AIM OF THE EXERCISE:
Output all entries verbatim. Skip pictures.

Dataset rows for apps and sites
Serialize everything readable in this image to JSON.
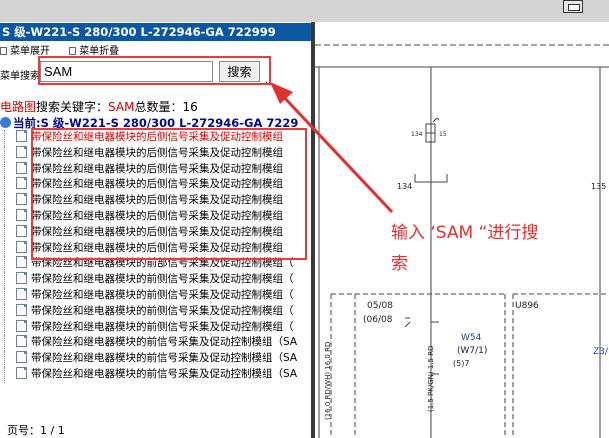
{
  "window": {
    "title": "S 级-W221-S 280/300 L-272946-GA 722999"
  },
  "menu": {
    "expand_label": "菜单展开",
    "collapse_label": "菜单折叠"
  },
  "search": {
    "label": "菜单搜索",
    "value": "SAM",
    "button_label": "搜索",
    "dot": "."
  },
  "result": {
    "prefix": "电路图",
    "middle": "搜索关键字：",
    "keyword": "SAM",
    "count_label": "总数量：",
    "count": "16"
  },
  "current": {
    "label": "当前:S 级-W221-S 280/300 L-272946-GA 7229"
  },
  "items": [
    {
      "label": "带保险丝和继电器模块的后侧信号采集及促动控制模组"
    },
    {
      "label": "带保险丝和继电器模块的后侧信号采集及促动控制模组"
    },
    {
      "label": "带保险丝和继电器模块的后侧信号采集及促动控制模组"
    },
    {
      "label": "带保险丝和继电器模块的后侧信号采集及促动控制模组"
    },
    {
      "label": "带保险丝和继电器模块的后侧信号采集及促动控制模组"
    },
    {
      "label": "带保险丝和继电器模块的后侧信号采集及促动控制模组"
    },
    {
      "label": "带保险丝和继电器模块的后侧信号采集及促动控制模组"
    },
    {
      "label": "带保险丝和继电器模块的后侧信号采集及促动控制模组"
    },
    {
      "label": "带保险丝和继电器模块的前部信号采集及促动控制模组（"
    },
    {
      "label": "带保险丝和继电器模块的前侧信号采集及促动控制模组（"
    },
    {
      "label": "带保险丝和继电器模块的前侧信号采集及促动控制模组（"
    },
    {
      "label": "带保险丝和继电器模块的前侧信号采集及促动控制模组（"
    },
    {
      "label": "带保险丝和继电器模块的前侧信号采集及促动控制模组（"
    },
    {
      "label": "带保险丝和继电器模块的前信号采集及促动控制模组（SA"
    },
    {
      "label": "带保险丝和继电器模块的前信号采集及促动控制模组（SA"
    },
    {
      "label": "带保险丝和继电器模块的前信号采集及促动控制模组（SA"
    }
  ],
  "pager": {
    "label": "页号：",
    "value": "1 / 1"
  },
  "schematic": {
    "labels": {
      "n134_small": "134",
      "n15_small": "15",
      "n134": "134",
      "n135": "135",
      "c0508": "05/08",
      "c0608": "(06/08",
      "u896": "U896",
      "w54": "W54",
      "w71": "(W7/1)",
      "p57": "(5)7",
      "z3": "Z3/",
      "wire1": "(16.0 RD/WH) 16.0 RD",
      "wire2": "(1.5 PK/GN) 1.5 RD"
    }
  },
  "annotation": {
    "line1": "输入 ‘SAM “进行搜",
    "line2": "索"
  },
  "colors": {
    "accent_blue": "#0b57a4",
    "highlight_red": "#ea3a3a",
    "text_red": "#d40000",
    "link_blue": "#000a8c"
  }
}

SOLUTION FOR THIS TASK:
Serialize everything readable in this image to JSON.
{
  "window": {
    "title": "S 级-W221-S 280/300 L-272946-GA 722999"
  },
  "menu": {
    "expand_label": "菜单展开",
    "collapse_label": "菜单折叠"
  },
  "search": {
    "label": "菜单搜索",
    "value": "SAM",
    "button_label": "搜索",
    "dot": "."
  },
  "result": {
    "prefix": "电路图",
    "middle": "搜索关键字：",
    "keyword": "SAM",
    "count_label": "总数量：",
    "count": "16"
  },
  "current": {
    "label": "当前:S 级-W221-S 280/300 L-272946-GA 7229"
  },
  "items": [
    {
      "label": "带保险丝和继电器模块的后侧信号采集及促动控制模组"
    },
    {
      "label": "带保险丝和继电器模块的后侧信号采集及促动控制模组"
    },
    {
      "label": "带保险丝和继电器模块的后侧信号采集及促动控制模组"
    },
    {
      "label": "带保险丝和继电器模块的后侧信号采集及促动控制模组"
    },
    {
      "label": "带保险丝和继电器模块的后侧信号采集及促动控制模组"
    },
    {
      "label": "带保险丝和继电器模块的后侧信号采集及促动控制模组"
    },
    {
      "label": "带保险丝和继电器模块的后侧信号采集及促动控制模组"
    },
    {
      "label": "带保险丝和继电器模块的后侧信号采集及促动控制模组"
    },
    {
      "label": "带保险丝和继电器模块的前部信号采集及促动控制模组（"
    },
    {
      "label": "带保险丝和继电器模块的前侧信号采集及促动控制模组（"
    },
    {
      "label": "带保险丝和继电器模块的前侧信号采集及促动控制模组（"
    },
    {
      "label": "带保险丝和继电器模块的前侧信号采集及促动控制模组（"
    },
    {
      "label": "带保险丝和继电器模块的前侧信号采集及促动控制模组（"
    },
    {
      "label": "带保险丝和继电器模块的前信号采集及促动控制模组（SA"
    },
    {
      "label": "带保险丝和继电器模块的前信号采集及促动控制模组（SA"
    },
    {
      "label": "带保险丝和继电器模块的前信号采集及促动控制模组（SA"
    }
  ],
  "pager": {
    "label": "页号：",
    "value": "1 / 1"
  },
  "schematic": {
    "labels": {
      "n134_small": "134",
      "n15_small": "15",
      "n134": "134",
      "n135": "135",
      "c0508": "05/08",
      "c0608": "(06/08",
      "u896": "U896",
      "w54": "W54",
      "w71": "(W7/1)",
      "p57": "(5)7",
      "z3": "Z3/",
      "wire1": "(16.0 RD/WH) 16.0 RD",
      "wire2": "(1.5 PK/GN) 1.5 RD"
    }
  },
  "annotation": {
    "line1": "输入 ‘SAM “进行搜",
    "line2": "索"
  },
  "colors": {
    "accent_blue": "#0b57a4",
    "highlight_red": "#ea3a3a",
    "text_red": "#d40000",
    "link_blue": "#000a8c"
  }
}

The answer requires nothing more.